▶ **WHAT TO WORK ON**
Work through the entries below and show every line in which "sticker" is found.

▶ **STORED DATA**
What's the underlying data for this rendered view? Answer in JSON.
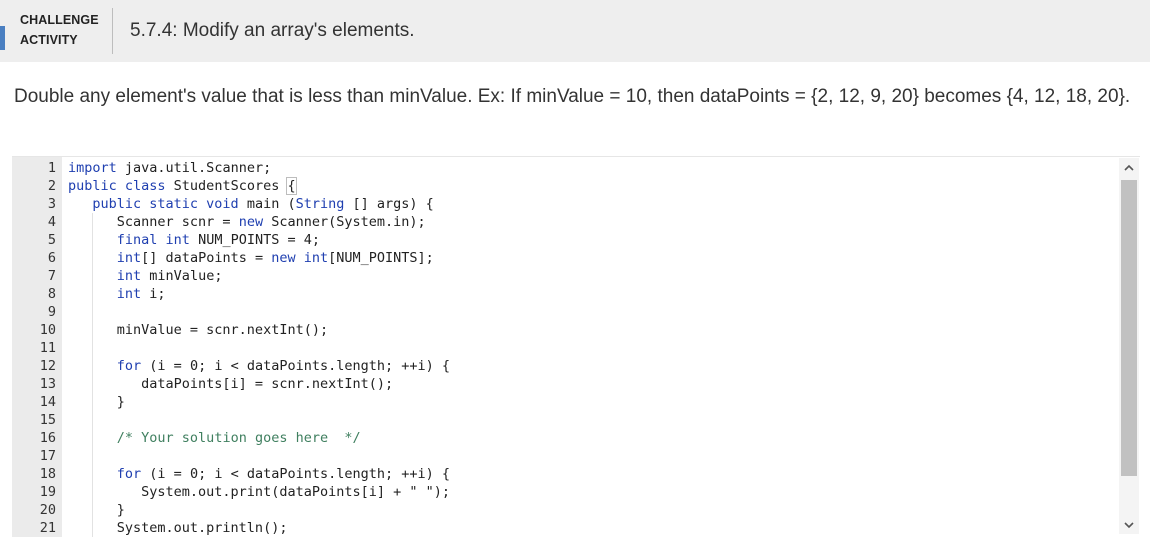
{
  "header": {
    "badge_line1": "CHALLENGE",
    "badge_line2": "ACTIVITY",
    "title": "5.7.4: Modify an array's elements."
  },
  "description": "Double any element's value that is less than minValue. Ex: If minValue = 10, then dataPoints = {2, 12, 9, 20} becomes {4, 12, 18, 20}.",
  "editor": {
    "lines": [
      {
        "n": "1",
        "parts": [
          {
            "t": "import",
            "c": "kw"
          },
          {
            "t": " java.util.Scanner;"
          }
        ]
      },
      {
        "n": "2",
        "parts": [
          {
            "t": "public class",
            "c": "kw"
          },
          {
            "t": " StudentScores "
          },
          {
            "t": "{",
            "c": "brace"
          }
        ]
      },
      {
        "n": "3",
        "parts": [
          {
            "t": "   "
          },
          {
            "t": "public static void",
            "c": "kw"
          },
          {
            "t": " main ("
          },
          {
            "t": "String",
            "c": "kw"
          },
          {
            "t": " [] args) {"
          }
        ]
      },
      {
        "n": "4",
        "parts": [
          {
            "t": "      Scanner scnr = "
          },
          {
            "t": "new",
            "c": "kw"
          },
          {
            "t": " Scanner(System.in);"
          }
        ]
      },
      {
        "n": "5",
        "parts": [
          {
            "t": "      "
          },
          {
            "t": "final int",
            "c": "kw"
          },
          {
            "t": " NUM_POINTS = 4;"
          }
        ]
      },
      {
        "n": "6",
        "parts": [
          {
            "t": "      "
          },
          {
            "t": "int",
            "c": "kw"
          },
          {
            "t": "[] dataPoints = "
          },
          {
            "t": "new int",
            "c": "kw"
          },
          {
            "t": "[NUM_POINTS];"
          }
        ]
      },
      {
        "n": "7",
        "parts": [
          {
            "t": "      "
          },
          {
            "t": "int",
            "c": "kw"
          },
          {
            "t": " minValue;"
          }
        ]
      },
      {
        "n": "8",
        "parts": [
          {
            "t": "      "
          },
          {
            "t": "int",
            "c": "kw"
          },
          {
            "t": " i;"
          }
        ]
      },
      {
        "n": "9",
        "parts": []
      },
      {
        "n": "10",
        "parts": [
          {
            "t": "      minValue = scnr.nextInt();"
          }
        ]
      },
      {
        "n": "11",
        "parts": []
      },
      {
        "n": "12",
        "parts": [
          {
            "t": "      "
          },
          {
            "t": "for",
            "c": "kw"
          },
          {
            "t": " (i = 0; i < dataPoints.length; ++i) {"
          }
        ]
      },
      {
        "n": "13",
        "parts": [
          {
            "t": "         dataPoints[i] = scnr.nextInt();"
          }
        ]
      },
      {
        "n": "14",
        "parts": [
          {
            "t": "      }"
          }
        ]
      },
      {
        "n": "15",
        "parts": []
      },
      {
        "n": "16",
        "parts": [
          {
            "t": "      "
          },
          {
            "t": "/* Your solution goes here  */",
            "c": "cm"
          }
        ]
      },
      {
        "n": "17",
        "parts": []
      },
      {
        "n": "18",
        "parts": [
          {
            "t": "      "
          },
          {
            "t": "for",
            "c": "kw"
          },
          {
            "t": " (i = 0; i < dataPoints.length; ++i) {"
          }
        ]
      },
      {
        "n": "19",
        "parts": [
          {
            "t": "         System.out.print(dataPoints[i] + \" \");"
          }
        ]
      },
      {
        "n": "20",
        "parts": [
          {
            "t": "      }"
          }
        ]
      },
      {
        "n": "21",
        "parts": [
          {
            "t": "      System.out.println();"
          }
        ]
      }
    ]
  },
  "colors": {
    "keyword": "#1f3fb0",
    "comment": "#3f7f5f",
    "accent": "#4a7fc1",
    "header_bg": "#eeeeee"
  },
  "icons": {
    "scroll_up": "chevron-up-icon",
    "scroll_down": "chevron-down-icon"
  }
}
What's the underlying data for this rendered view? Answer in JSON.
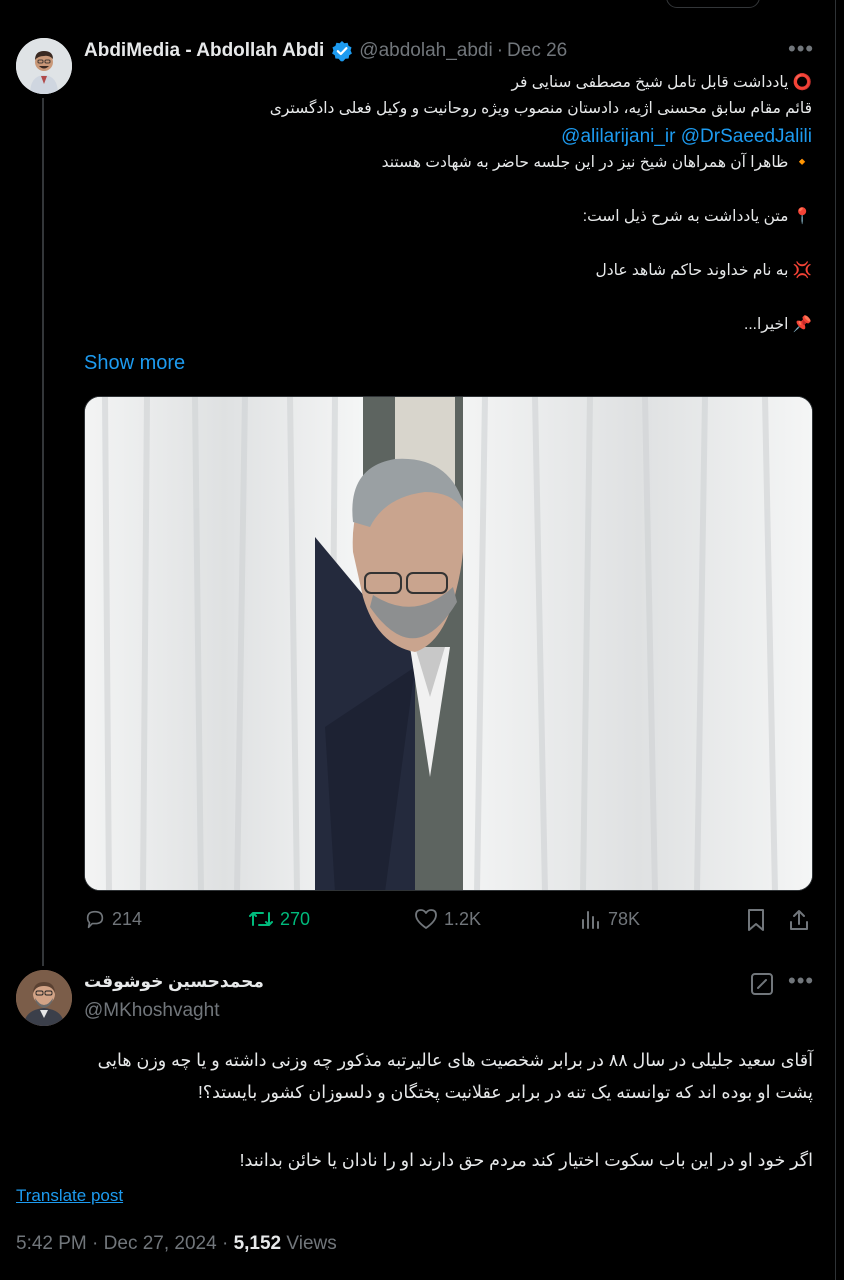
{
  "tweet": {
    "display_name": "AbdiMedia - Abdollah Abdi",
    "handle": "@abdolah_abdi",
    "separator": "·",
    "date": "Dec 26",
    "lines": [
      "⭕ یادداشت قابل تامل شیخ مصطفی سنایی فر",
      "قائم مقام سابق محسنی اژیه، دادستان منصوب ویژه روحانیت و وکیل فعلی دادگستری",
      "🔸 ظاهرا آن همراهان شیخ نیز در این جلسه حاضر به شهادت هستند",
      "📍 متن یادداشت به شرح ذیل است:",
      "💢 به نام خداوند حاکم شاهد عادل",
      "📌 اخیرا..."
    ],
    "mentions": [
      "@alilarijani_ir",
      "@DrSaeedJalili"
    ],
    "show_more": "Show more",
    "stats": {
      "replies": "214",
      "retweets": "270",
      "likes": "1.2K",
      "views": "78K"
    }
  },
  "reply": {
    "display_name": "محمدحسین خوشوقت",
    "handle": "@MKhoshvaght",
    "lines": [
      "آقای سعید جلیلی در سال ۸۸ در برابر شخصیت های عالیرتبه مذکور چه وزنی داشته و یا چه وزن هایی",
      "پشت او بوده اند که توانسته یک تنه در برابر عقلانیت پختگان و دلسوزان کشور بایستد؟!",
      "اگر خود او در این باب سکوت اختیار کند مردم حق دارند او را نادان یا خائن بدانند!"
    ],
    "translate_label": "Translate post",
    "time": "5:42 PM",
    "separator": "·",
    "date": "Dec 27, 2024",
    "views_count": "5,152",
    "views_label": "Views"
  },
  "colors": {
    "background": "#000000",
    "text": "#e7e9ea",
    "muted": "#71767b",
    "accent": "#1d9bf0",
    "retweet": "#00ba7c"
  },
  "icons": [
    "verified-badge-icon",
    "more-icon",
    "reply-icon",
    "retweet-icon",
    "like-icon",
    "views-icon",
    "bookmark-icon",
    "share-icon",
    "grok-icon"
  ]
}
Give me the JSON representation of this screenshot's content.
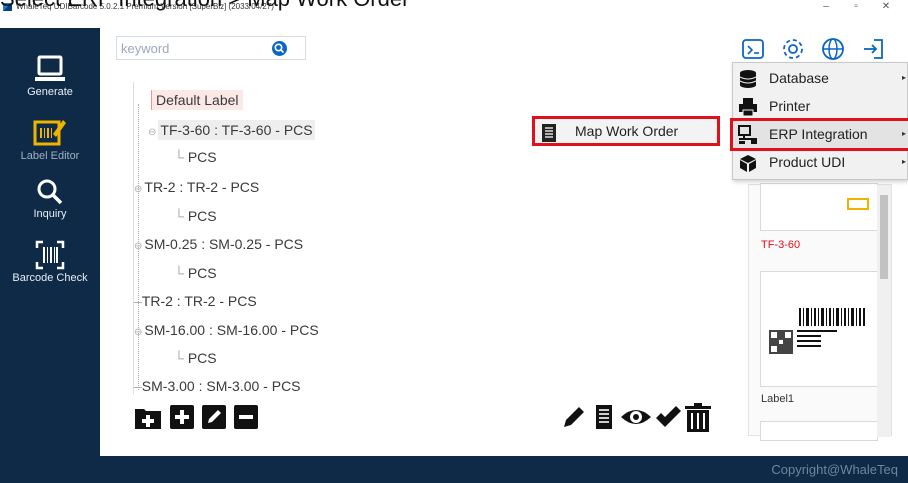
{
  "caption": "Select ERP Integration > Map Work Order",
  "window": {
    "title": "WhaleTeq UDIBarcode 5.0.2.1 Premium Version [SuperBiz] (2033/04/27)",
    "minimize": "–",
    "maximize": "▫",
    "close": "✕"
  },
  "sidebar": {
    "items": [
      {
        "label": "Generate",
        "icon": "laptop-icon"
      },
      {
        "label": "Label Editor",
        "icon": "label-edit-icon"
      },
      {
        "label": "Inquiry",
        "icon": "magnifier-icon"
      },
      {
        "label": "Barcode Check",
        "icon": "barcode-scan-icon"
      }
    ]
  },
  "search": {
    "placeholder": "keyword"
  },
  "tree": {
    "root": "Default Label",
    "rows": [
      {
        "text": "TF-3-60 : TF-3-60 - PCS"
      },
      {
        "text": "PCS"
      },
      {
        "text": "TR-2 : TR-2 - PCS"
      },
      {
        "text": "PCS"
      },
      {
        "text": "SM-0.25 : SM-0.25 - PCS"
      },
      {
        "text": "PCS"
      },
      {
        "text": "TR-2 : TR-2 - PCS"
      },
      {
        "text": "SM-16.00 : SM-16.00 - PCS"
      },
      {
        "text": "PCS"
      },
      {
        "text": "SM-3.00 : SM-3.00 - PCS"
      }
    ]
  },
  "submenu": {
    "label": "Map Work Order"
  },
  "dropdown": {
    "items": [
      {
        "label": "Database",
        "icon": "database-icon"
      },
      {
        "label": "Printer",
        "icon": "printer-icon"
      },
      {
        "label": "ERP Integration",
        "icon": "network-icon"
      },
      {
        "label": "Product UDI",
        "icon": "box-icon"
      }
    ],
    "arrow": "▸"
  },
  "thumbnails": {
    "items": [
      {
        "label": "TF-3-60"
      },
      {
        "label": "Label1"
      }
    ]
  },
  "footer": {
    "copyright": "Copyright@WhaleTeq"
  },
  "colors": {
    "sidebar": "#0e2a47",
    "highlight": "#e0101c",
    "accent": "#0a66c2"
  }
}
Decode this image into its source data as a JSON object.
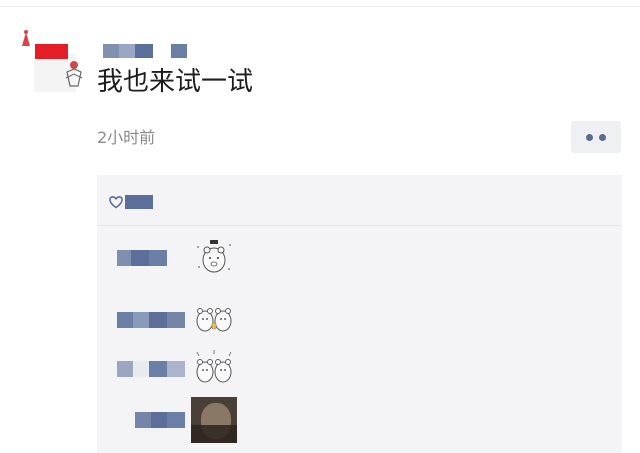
{
  "post": {
    "text": "我也来试一试",
    "time": "2小时前"
  },
  "icons": {
    "avatar": "avatar-image",
    "more": "more-dots-icon",
    "like": "heart-icon",
    "sticker_1": "bear-sticker-icon",
    "sticker_2": "bear-pair-sticker-icon",
    "sticker_3": "bear-pair-heart-sticker-icon",
    "sticker_4": "photo-sticker"
  },
  "colors": {
    "name_blue": "#5b6f9a",
    "avatar_red": "#e41e26",
    "comment_bg": "#f4f4f6"
  }
}
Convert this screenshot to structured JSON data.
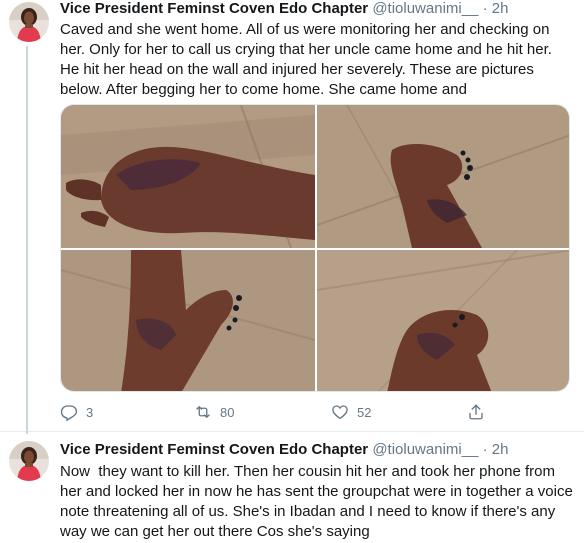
{
  "tweets": [
    {
      "author_name": "Vice President Feminst Coven Edo Chapter",
      "handle": "@tioluwanimi__",
      "separator": "·",
      "time": "2h",
      "text": "Caved and she went home. All of us were monitoring her and checking on her. Only for her to call us crying that her uncle came home and he hit her. He hit her head on the wall and injured her severely. These are pictures below. After begging her to come home. She came home and",
      "photos": [
        {
          "icon": "bruised-hand-photo"
        },
        {
          "icon": "bruised-foot-photo"
        },
        {
          "icon": "bruised-leg-photo"
        },
        {
          "icon": "bruised-foot-photo"
        }
      ],
      "actions": {
        "replies": "3",
        "retweets": "80",
        "likes": "52"
      }
    },
    {
      "author_name": "Vice President Feminst Coven Edo Chapter",
      "handle": "@tioluwanimi__",
      "separator": "·",
      "time": "2h",
      "text": "Now  they want to kill her. Then her cousin hit her and took her phone from her and locked her in now he has sent the groupchat were in together a voice note threatening all of us. She's in Ibadan and I need to know if there's any way we can get her out there Cos she's saying"
    }
  ],
  "colors": {
    "text": "#14171a",
    "muted": "#657786",
    "border": "#e6ecf0",
    "thread_line": "#ccd6dd"
  }
}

▶ **ANSWER TO THIS EXERCISE**
    "sticker_1": "bear-sticker-icon",
    "sticker_2": "bear-pair-sticker-icon",
    "sticker_3": "bear-pair-heart-sticker-icon",
    "sticker_4": "photo-sticker"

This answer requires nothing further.